Your assignment
From the entries below, work out the number of lines that hold the word "this", and give that number alone.

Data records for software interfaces
....

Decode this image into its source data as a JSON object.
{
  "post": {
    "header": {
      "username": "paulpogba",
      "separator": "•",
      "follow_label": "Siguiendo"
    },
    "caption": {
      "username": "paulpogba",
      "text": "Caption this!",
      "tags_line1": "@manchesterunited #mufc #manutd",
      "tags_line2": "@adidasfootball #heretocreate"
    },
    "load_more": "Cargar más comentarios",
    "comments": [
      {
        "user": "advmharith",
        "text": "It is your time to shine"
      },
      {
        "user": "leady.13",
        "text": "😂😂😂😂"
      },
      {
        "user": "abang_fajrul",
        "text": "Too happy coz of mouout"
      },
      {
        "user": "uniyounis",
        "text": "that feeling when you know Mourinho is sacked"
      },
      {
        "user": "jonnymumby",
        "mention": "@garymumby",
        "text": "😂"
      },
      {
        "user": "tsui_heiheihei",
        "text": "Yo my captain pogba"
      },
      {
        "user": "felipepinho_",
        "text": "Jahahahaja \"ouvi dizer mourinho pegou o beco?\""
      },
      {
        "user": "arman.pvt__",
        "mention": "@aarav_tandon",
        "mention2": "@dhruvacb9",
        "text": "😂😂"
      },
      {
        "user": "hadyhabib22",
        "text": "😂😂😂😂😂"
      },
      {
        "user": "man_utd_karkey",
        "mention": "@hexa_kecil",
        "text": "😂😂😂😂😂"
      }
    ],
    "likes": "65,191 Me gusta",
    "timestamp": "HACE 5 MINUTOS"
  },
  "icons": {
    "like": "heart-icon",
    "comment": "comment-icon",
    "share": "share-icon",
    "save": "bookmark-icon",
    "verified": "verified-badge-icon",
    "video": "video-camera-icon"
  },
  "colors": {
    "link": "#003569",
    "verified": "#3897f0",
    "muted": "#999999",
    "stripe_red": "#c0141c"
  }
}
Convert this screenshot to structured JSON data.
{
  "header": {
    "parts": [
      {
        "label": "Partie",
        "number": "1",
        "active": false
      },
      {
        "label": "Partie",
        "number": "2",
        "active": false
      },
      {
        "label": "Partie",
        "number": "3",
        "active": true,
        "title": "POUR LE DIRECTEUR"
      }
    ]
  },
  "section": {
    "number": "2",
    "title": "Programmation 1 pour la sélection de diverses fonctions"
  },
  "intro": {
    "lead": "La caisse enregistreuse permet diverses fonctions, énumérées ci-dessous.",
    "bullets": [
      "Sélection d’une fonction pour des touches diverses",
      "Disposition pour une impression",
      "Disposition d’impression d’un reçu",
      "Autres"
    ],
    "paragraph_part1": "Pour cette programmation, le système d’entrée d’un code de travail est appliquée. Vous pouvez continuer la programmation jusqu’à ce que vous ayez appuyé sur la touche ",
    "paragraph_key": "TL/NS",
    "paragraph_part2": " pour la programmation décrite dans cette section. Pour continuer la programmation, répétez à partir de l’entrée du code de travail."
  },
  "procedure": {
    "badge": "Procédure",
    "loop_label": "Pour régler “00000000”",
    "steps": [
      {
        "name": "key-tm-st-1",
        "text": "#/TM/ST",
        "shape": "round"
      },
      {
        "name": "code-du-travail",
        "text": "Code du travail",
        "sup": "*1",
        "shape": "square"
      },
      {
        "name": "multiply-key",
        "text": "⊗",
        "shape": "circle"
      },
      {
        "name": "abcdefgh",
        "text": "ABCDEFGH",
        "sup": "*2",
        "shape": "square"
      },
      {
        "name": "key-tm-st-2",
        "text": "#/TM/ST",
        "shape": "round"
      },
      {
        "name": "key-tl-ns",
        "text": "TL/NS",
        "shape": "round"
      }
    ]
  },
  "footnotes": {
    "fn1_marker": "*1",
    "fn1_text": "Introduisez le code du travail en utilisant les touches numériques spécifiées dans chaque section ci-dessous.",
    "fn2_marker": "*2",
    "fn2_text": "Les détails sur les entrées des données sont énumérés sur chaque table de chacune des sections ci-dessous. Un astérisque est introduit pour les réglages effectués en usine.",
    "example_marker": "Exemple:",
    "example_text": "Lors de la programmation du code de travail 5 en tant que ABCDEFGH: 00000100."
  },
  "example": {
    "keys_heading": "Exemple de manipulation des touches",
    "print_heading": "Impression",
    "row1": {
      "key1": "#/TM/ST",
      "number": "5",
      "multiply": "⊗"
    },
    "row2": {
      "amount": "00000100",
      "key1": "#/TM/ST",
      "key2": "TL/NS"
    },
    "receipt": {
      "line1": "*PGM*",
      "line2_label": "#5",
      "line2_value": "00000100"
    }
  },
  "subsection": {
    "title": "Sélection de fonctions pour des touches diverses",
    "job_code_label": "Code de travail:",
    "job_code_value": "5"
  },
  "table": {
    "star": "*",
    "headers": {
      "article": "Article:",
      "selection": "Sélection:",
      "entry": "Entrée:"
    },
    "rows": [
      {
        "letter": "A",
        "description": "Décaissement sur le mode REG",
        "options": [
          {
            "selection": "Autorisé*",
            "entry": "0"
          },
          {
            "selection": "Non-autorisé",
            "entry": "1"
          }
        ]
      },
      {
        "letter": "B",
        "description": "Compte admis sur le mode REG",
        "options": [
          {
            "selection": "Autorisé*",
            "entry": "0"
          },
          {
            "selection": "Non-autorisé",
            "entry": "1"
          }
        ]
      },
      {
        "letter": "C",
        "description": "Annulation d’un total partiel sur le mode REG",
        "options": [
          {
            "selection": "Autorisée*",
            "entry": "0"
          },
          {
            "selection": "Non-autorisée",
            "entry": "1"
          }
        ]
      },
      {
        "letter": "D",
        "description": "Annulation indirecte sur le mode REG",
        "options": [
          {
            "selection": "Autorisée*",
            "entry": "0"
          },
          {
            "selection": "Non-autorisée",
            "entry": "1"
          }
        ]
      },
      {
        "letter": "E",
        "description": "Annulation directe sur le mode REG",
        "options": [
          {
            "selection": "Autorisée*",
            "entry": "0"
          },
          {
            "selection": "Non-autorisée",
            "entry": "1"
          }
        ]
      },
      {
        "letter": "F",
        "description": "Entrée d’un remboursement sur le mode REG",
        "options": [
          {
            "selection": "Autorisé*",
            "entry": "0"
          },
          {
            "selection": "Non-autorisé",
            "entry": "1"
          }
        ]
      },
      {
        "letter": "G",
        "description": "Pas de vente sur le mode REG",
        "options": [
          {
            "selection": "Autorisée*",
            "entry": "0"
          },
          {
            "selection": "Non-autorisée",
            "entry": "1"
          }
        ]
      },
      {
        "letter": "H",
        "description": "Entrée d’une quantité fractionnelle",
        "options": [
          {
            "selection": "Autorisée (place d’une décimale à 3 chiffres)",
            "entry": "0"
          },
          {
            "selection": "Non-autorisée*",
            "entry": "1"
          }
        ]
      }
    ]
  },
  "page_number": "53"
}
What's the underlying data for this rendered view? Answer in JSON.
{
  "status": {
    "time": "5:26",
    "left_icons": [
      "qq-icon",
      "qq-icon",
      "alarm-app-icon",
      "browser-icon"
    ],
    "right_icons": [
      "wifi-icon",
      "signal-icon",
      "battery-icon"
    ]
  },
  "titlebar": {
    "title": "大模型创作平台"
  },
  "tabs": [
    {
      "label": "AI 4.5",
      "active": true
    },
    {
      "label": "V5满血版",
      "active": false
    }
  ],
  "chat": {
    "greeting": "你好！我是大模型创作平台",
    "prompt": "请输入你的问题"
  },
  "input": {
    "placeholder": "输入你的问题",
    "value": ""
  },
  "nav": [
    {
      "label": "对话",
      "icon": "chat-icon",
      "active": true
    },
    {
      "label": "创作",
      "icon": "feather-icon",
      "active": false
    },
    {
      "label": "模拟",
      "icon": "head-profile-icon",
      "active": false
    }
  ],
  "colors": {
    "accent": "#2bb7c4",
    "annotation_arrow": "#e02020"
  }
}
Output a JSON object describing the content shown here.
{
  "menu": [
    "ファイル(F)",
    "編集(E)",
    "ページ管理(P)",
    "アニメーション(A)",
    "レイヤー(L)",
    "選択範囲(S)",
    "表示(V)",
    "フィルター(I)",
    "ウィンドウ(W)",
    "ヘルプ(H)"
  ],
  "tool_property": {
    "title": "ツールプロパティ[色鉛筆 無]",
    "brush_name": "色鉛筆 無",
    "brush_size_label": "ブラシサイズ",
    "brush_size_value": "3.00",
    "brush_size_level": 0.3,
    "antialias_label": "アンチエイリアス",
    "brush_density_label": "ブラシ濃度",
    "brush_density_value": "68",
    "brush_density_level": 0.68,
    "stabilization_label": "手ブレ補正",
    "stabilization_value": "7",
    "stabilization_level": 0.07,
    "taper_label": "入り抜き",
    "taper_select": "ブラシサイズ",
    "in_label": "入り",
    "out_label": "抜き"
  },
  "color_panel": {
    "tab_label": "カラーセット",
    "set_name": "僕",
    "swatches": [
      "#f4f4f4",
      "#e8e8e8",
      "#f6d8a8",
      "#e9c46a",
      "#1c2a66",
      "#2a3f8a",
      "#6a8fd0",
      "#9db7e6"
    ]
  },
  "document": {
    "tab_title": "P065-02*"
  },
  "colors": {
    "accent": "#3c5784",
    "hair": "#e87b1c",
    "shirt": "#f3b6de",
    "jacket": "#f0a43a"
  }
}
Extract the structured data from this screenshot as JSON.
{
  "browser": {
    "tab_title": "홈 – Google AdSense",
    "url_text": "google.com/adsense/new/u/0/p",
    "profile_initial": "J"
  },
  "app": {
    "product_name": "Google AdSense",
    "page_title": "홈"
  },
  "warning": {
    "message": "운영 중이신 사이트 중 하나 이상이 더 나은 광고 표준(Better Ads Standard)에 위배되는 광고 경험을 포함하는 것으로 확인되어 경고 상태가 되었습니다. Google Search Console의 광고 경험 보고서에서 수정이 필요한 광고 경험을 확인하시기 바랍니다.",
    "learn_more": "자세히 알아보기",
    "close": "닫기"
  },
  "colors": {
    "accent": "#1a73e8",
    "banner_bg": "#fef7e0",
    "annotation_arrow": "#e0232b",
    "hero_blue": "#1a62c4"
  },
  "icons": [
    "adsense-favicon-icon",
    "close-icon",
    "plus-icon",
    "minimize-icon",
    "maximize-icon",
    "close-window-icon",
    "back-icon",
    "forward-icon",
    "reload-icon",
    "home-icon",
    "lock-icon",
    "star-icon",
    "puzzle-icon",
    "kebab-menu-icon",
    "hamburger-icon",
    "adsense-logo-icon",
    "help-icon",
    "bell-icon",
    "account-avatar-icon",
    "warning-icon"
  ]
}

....

Output below
5